> _Exercise prompt_
The lines to copy are those holding the string "server" in the entries below.

[App and web page records]
☆ ☆ ☆ ☆ ☆ ☆ ☆

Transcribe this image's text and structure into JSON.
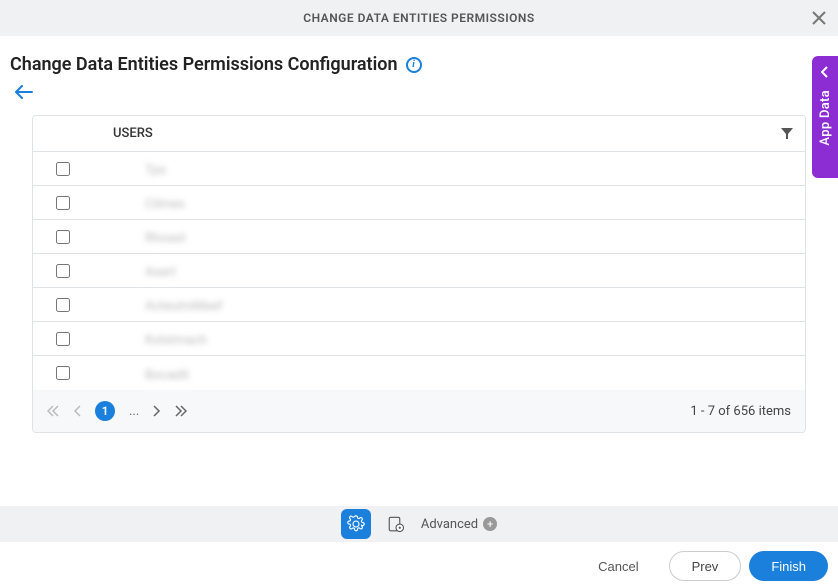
{
  "header": {
    "title": "CHANGE DATA ENTITIES PERMISSIONS"
  },
  "subtitle": "Change Data Entities Permissions Configuration",
  "table": {
    "column_header": "USERS",
    "rows": [
      {
        "name": "Tps"
      },
      {
        "name": "Cilmes"
      },
      {
        "name": "Rhoast"
      },
      {
        "name": "Asert"
      },
      {
        "name": "ActeulrsMeef"
      },
      {
        "name": "Kolstmach"
      },
      {
        "name": "Bocadit"
      }
    ]
  },
  "pagination": {
    "current_page": "1",
    "ellipsis": "...",
    "summary": "1 - 7 of 656 items"
  },
  "side_panel": {
    "label": "App Data"
  },
  "toolbar": {
    "advanced_label": "Advanced"
  },
  "actions": {
    "cancel": "Cancel",
    "prev": "Prev",
    "finish": "Finish"
  }
}
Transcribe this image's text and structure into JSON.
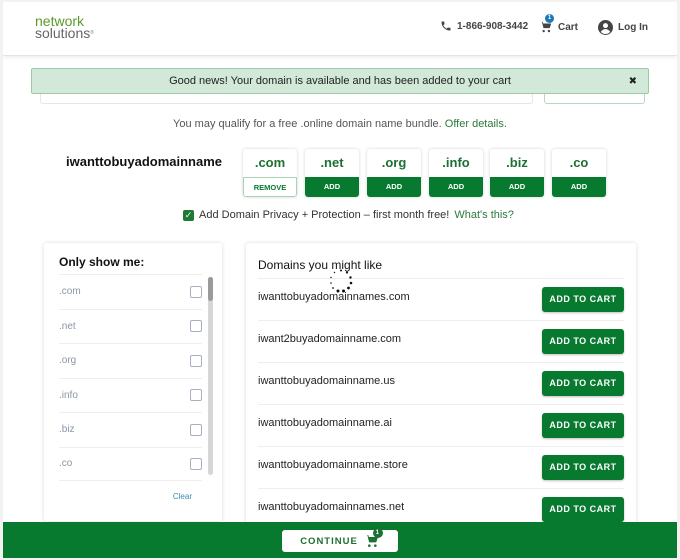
{
  "header": {
    "logo_line1": "network",
    "logo_line2": "solutions",
    "logo_reg": "®",
    "phone": "1-866-908-3442",
    "cart_label": "Cart",
    "cart_count": "1",
    "login_label": "Log In"
  },
  "alert": {
    "message": "Good news! Your domain is available and has been added to your cart",
    "close_icon": "✖"
  },
  "offer": {
    "text": "You may qualify for a free .online domain name bundle.",
    "link": "Offer details",
    "suffix": "."
  },
  "domain": {
    "name": "iwanttobuyadomainname",
    "tlds": [
      {
        "tld": ".com",
        "action": "REMOVE"
      },
      {
        "tld": ".net",
        "action": "ADD"
      },
      {
        "tld": ".org",
        "action": "ADD"
      },
      {
        "tld": ".info",
        "action": "ADD"
      },
      {
        "tld": ".biz",
        "action": "ADD"
      },
      {
        "tld": ".co",
        "action": "ADD"
      }
    ]
  },
  "privacy": {
    "checked": true,
    "check_glyph": "✓",
    "text": "Add Domain Privacy + Protection – first month free!",
    "link": "What's this?"
  },
  "filter": {
    "title": "Only show me:",
    "items": [
      ".com",
      ".net",
      ".org",
      ".info",
      ".biz",
      ".co"
    ],
    "clear_label": "Clear"
  },
  "suggestions": {
    "title": "Domains you might like",
    "button_label": "ADD TO CART",
    "items": [
      "iwanttobuyadomainnames.com",
      "iwant2buyadomainname.com",
      "iwanttobuyadomainname.us",
      "iwanttobuyadomainname.ai",
      "iwanttobuyadomainname.store",
      "iwanttobuyadomainnames.net"
    ]
  },
  "footer": {
    "continue_label": "CONTINUE",
    "cart_count": "1"
  },
  "colors": {
    "brand_green": "#077a30",
    "alert_bg": "#d2e8d8",
    "badge_blue": "#1a7ab8"
  }
}
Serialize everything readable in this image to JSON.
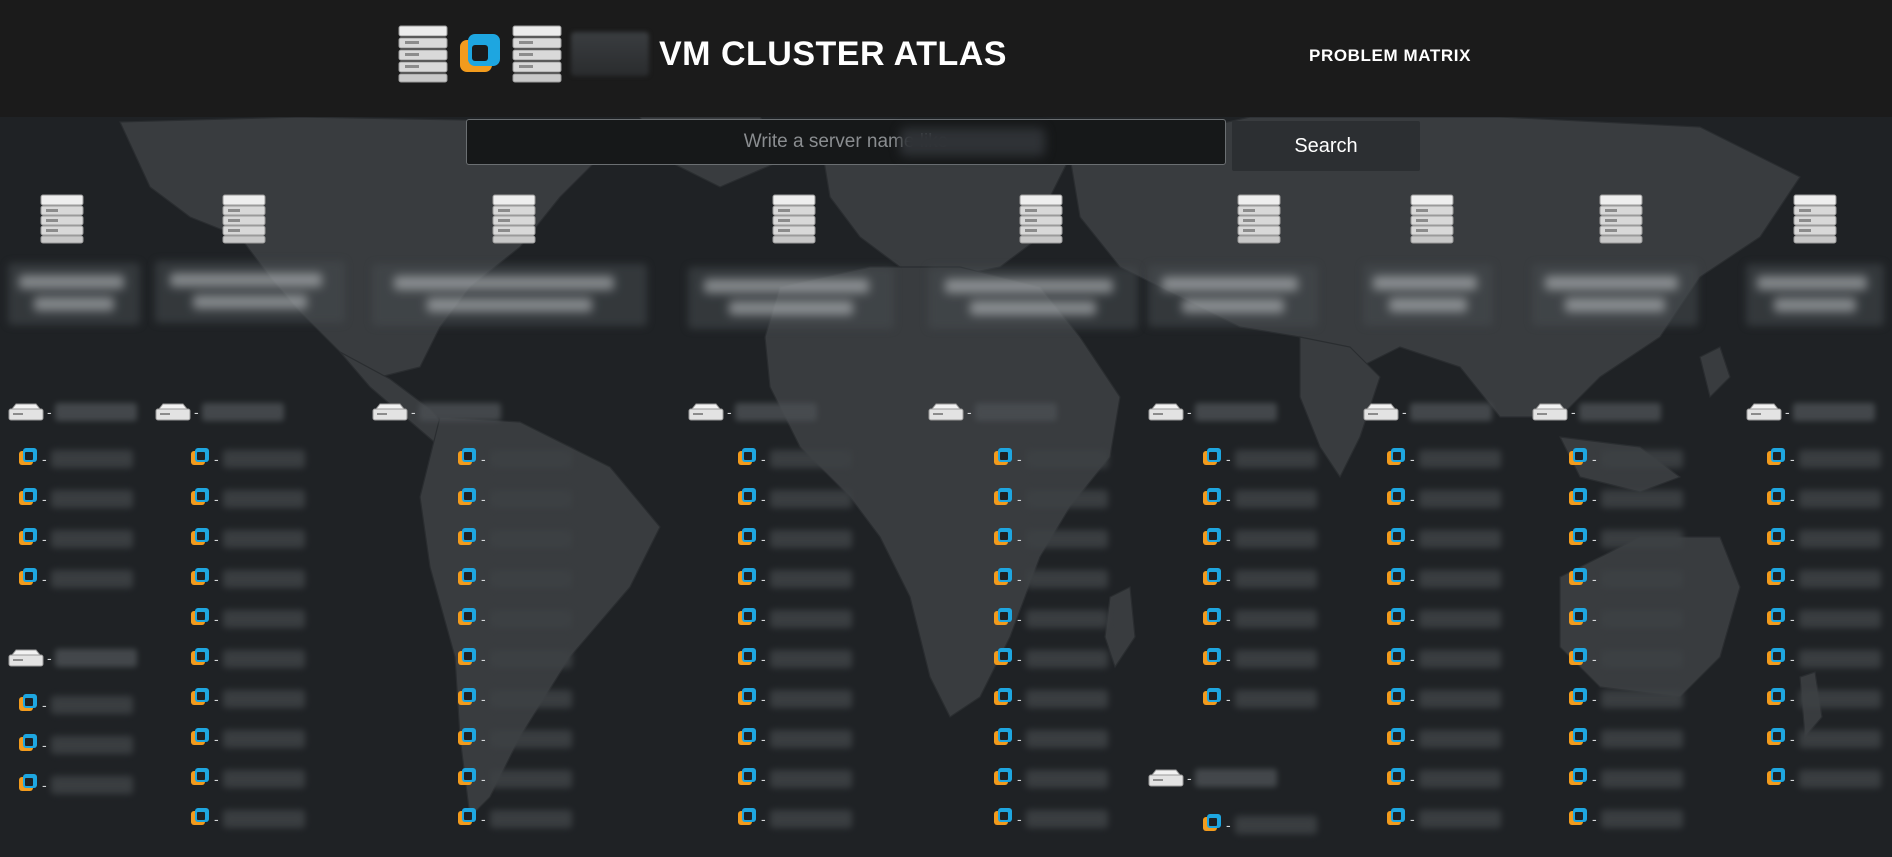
{
  "header": {
    "title": "VM CLUSTER ATLAS",
    "nav_problem_matrix": "PROBLEM MATRIX",
    "logo_icons": [
      "server-rack-icon",
      "vmware-icon",
      "server-rack-icon"
    ]
  },
  "search": {
    "placeholder": "Write a server name like",
    "button_label": "Search"
  },
  "colors": {
    "header_bg": "#1b1b1b",
    "map_bg": "#1f2225",
    "land": "#3a3d40",
    "vm_icon_orange": "#f29b1d",
    "vm_icon_blue": "#1ea6e0"
  },
  "clusters": [
    {
      "name": "",
      "hosts": [
        {
          "name": "",
          "vm_count": 4
        },
        {
          "name": "",
          "vm_count": 3
        }
      ]
    },
    {
      "name": "",
      "hosts": [
        {
          "name": "",
          "vm_count": 11
        }
      ]
    },
    {
      "name": "",
      "hosts": [
        {
          "name": "",
          "vm_count": 11
        }
      ]
    },
    {
      "name": "",
      "hosts": [
        {
          "name": "",
          "vm_count": 11
        }
      ]
    },
    {
      "name": "",
      "hosts": [
        {
          "name": "",
          "vm_count": 11
        }
      ]
    },
    {
      "name": "",
      "hosts": [
        {
          "name": "",
          "vm_count": 7
        },
        {
          "name": "",
          "vm_count": 1
        }
      ]
    },
    {
      "name": "",
      "hosts": [
        {
          "name": "",
          "vm_count": 11
        }
      ]
    },
    {
      "name": "",
      "hosts": [
        {
          "name": "",
          "vm_count": 11
        }
      ]
    },
    {
      "name": "",
      "hosts": [
        {
          "name": "",
          "vm_count": 9
        }
      ]
    }
  ]
}
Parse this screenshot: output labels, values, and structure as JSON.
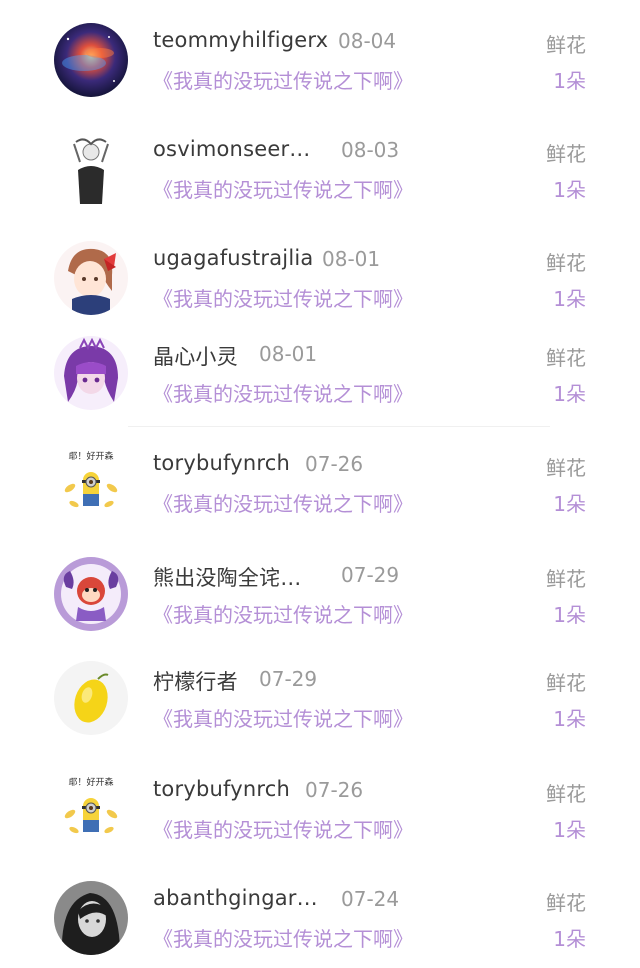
{
  "gifts": [
    {
      "username": "teommyhilfigerx",
      "date": "08-04",
      "work": "《我真的没玩过传说之下啊》",
      "gift": "鲜花",
      "count": "1朵",
      "avatar": "galaxy-avatar"
    },
    {
      "username": "osvimonseer…",
      "date": "08-03",
      "work": "《我真的没玩过传说之下啊》",
      "gift": "鲜花",
      "count": "1朵",
      "avatar": "sketch-woman-avatar"
    },
    {
      "username": "ugagafustrajlia",
      "date": "08-01",
      "work": "《我真的没玩过传说之下啊》",
      "gift": "鲜花",
      "count": "1朵",
      "avatar": "anime-girl-bow-avatar"
    },
    {
      "username": "晶心小灵",
      "date": "08-01",
      "work": "《我真的没玩过传说之下啊》",
      "gift": "鲜花",
      "count": "1朵",
      "avatar": "purple-hair-avatar"
    },
    {
      "username": "torybufynrch",
      "date": "07-26",
      "work": "《我真的没玩过传说之下啊》",
      "gift": "鲜花",
      "count": "1朵",
      "avatar": "minion-avatar",
      "avatar_caption": "耶！好开森"
    },
    {
      "username": "熊出没陶全诧…",
      "date": "07-29",
      "work": "《我真的没玩过传说之下啊》",
      "gift": "鲜花",
      "count": "1朵",
      "avatar": "cartoon-monkey-avatar"
    },
    {
      "username": "柠檬行者",
      "date": "07-29",
      "work": "《我真的没玩过传说之下啊》",
      "gift": "鲜花",
      "count": "1朵",
      "avatar": "lemon-avatar"
    },
    {
      "username": "torybufynrch",
      "date": "07-26",
      "work": "《我真的没玩过传说之下啊》",
      "gift": "鲜花",
      "count": "1朵",
      "avatar": "minion-avatar",
      "avatar_caption": "耶！好开森"
    },
    {
      "username": "abanthgingar…",
      "date": "07-24",
      "work": "《我真的没玩过传说之下啊》",
      "gift": "鲜花",
      "count": "1朵",
      "avatar": "bw-portrait-avatar"
    }
  ],
  "colors": {
    "accent": "#b48fd6",
    "username": "#3a3a3a",
    "muted": "#9a9a9a",
    "background": "#ffffff"
  }
}
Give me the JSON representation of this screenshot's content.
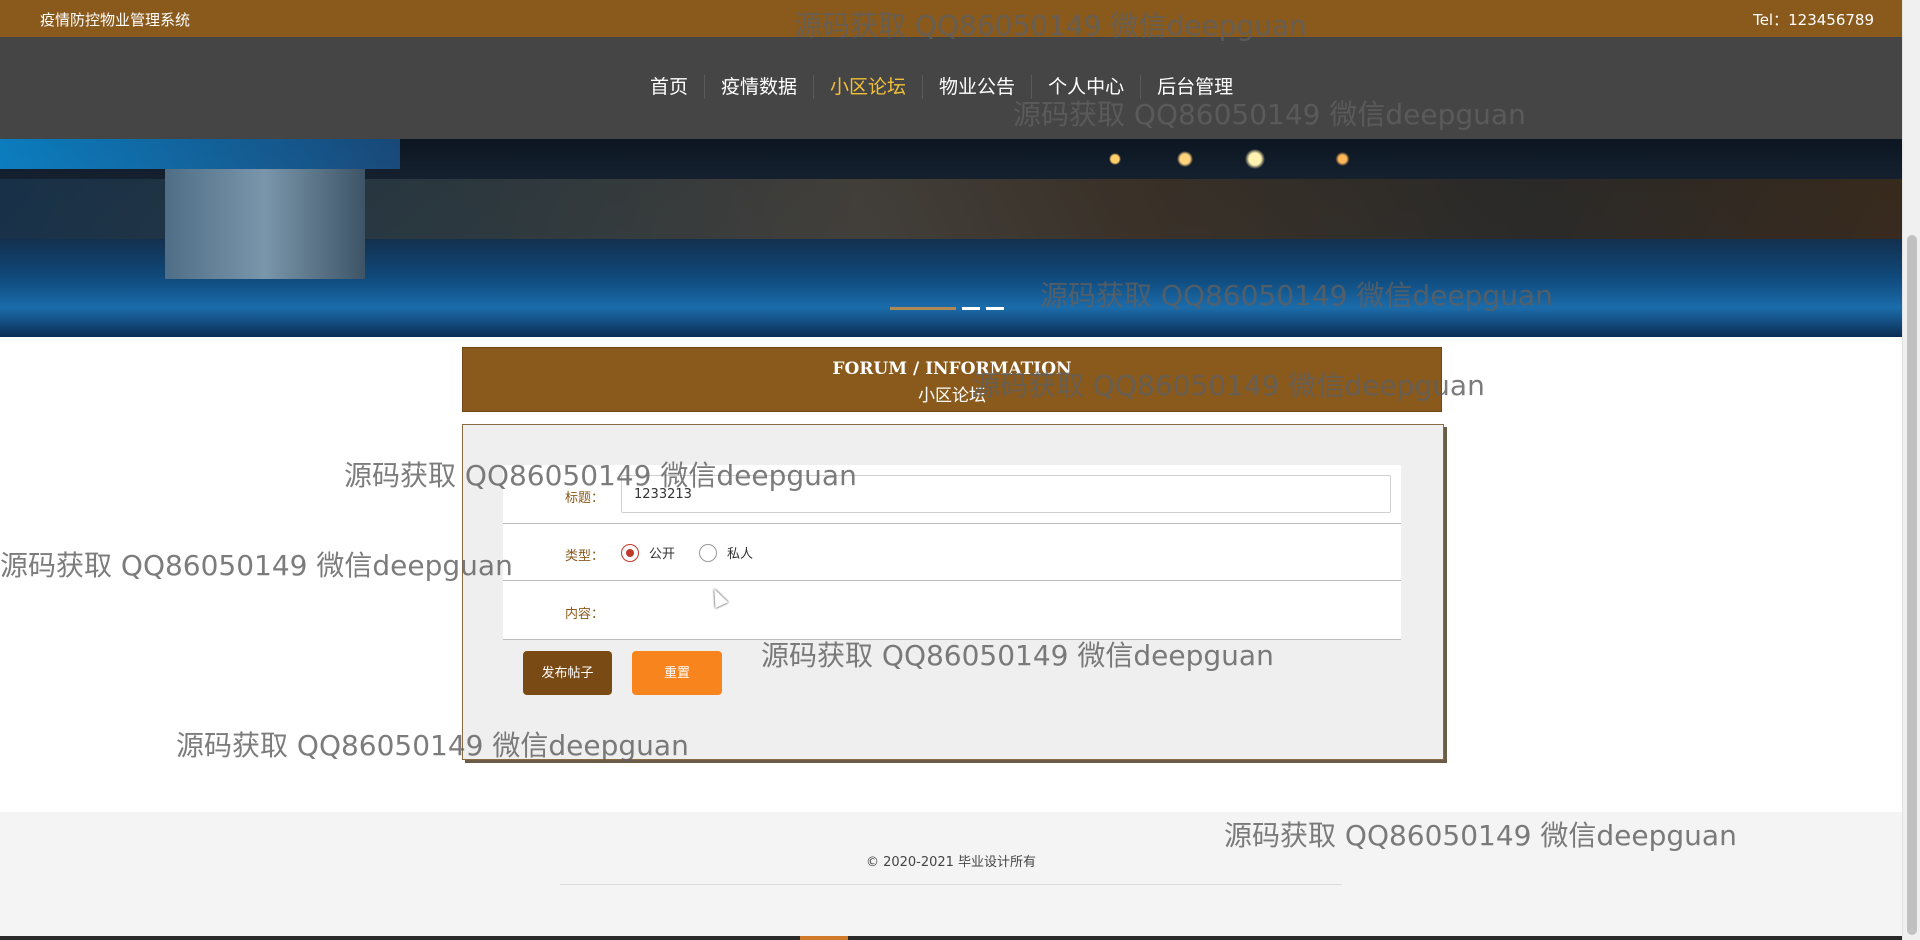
{
  "header": {
    "system_title": "疫情防控物业管理系统",
    "tel": "Tel：123456789"
  },
  "nav": {
    "items": [
      "首页",
      "疫情数据",
      "小区论坛",
      "物业公告",
      "个人中心",
      "后台管理"
    ],
    "active": "小区论坛"
  },
  "forum": {
    "title_en": "FORUM / INFORMATION",
    "title_cn": "小区论坛"
  },
  "form": {
    "title_label": "标题：",
    "title_value": "1233213",
    "type_label": "类型：",
    "type_options": [
      "公开",
      "私人"
    ],
    "type_selected": "公开",
    "content_label": "内容：",
    "post_button": "发布帖子",
    "reset_button": "重置"
  },
  "footer": {
    "copyright": "© 2020-2021 毕业设计所有"
  },
  "watermark": {
    "text": "源码获取 QQ86050149 微信deepguan"
  },
  "colors": {
    "brand_brown": "#8a5a1c",
    "nav_bg": "#454545",
    "nav_active": "#f2c038",
    "reset_orange": "#f8841e",
    "radio_selected": "#c0392b"
  }
}
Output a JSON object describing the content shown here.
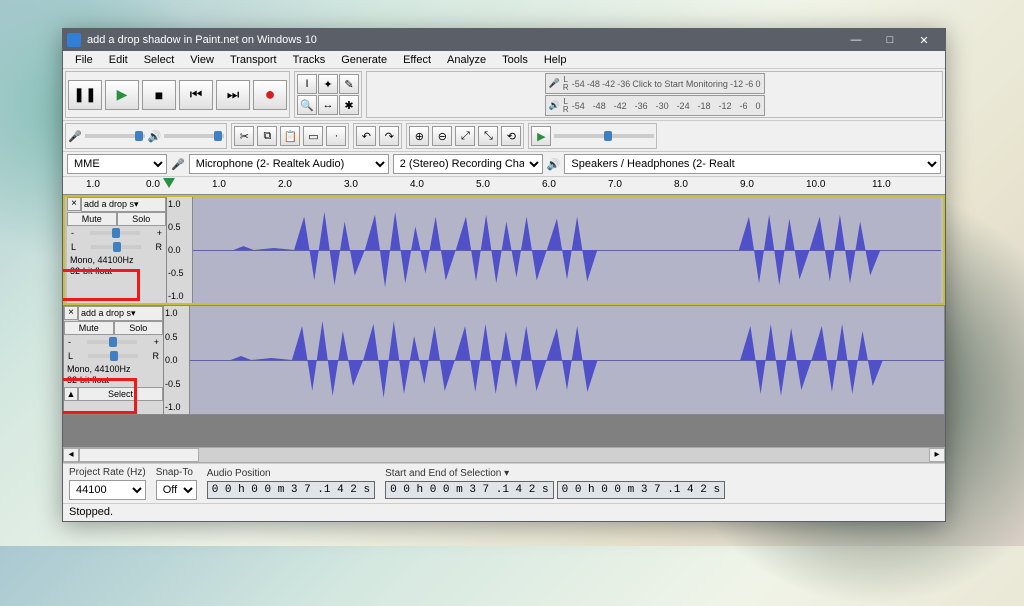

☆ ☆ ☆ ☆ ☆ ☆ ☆

> _Solution to this exercise_
      "server-rack-icon",
      "server-rack-icon"
    "placeholder": "Write a server name like",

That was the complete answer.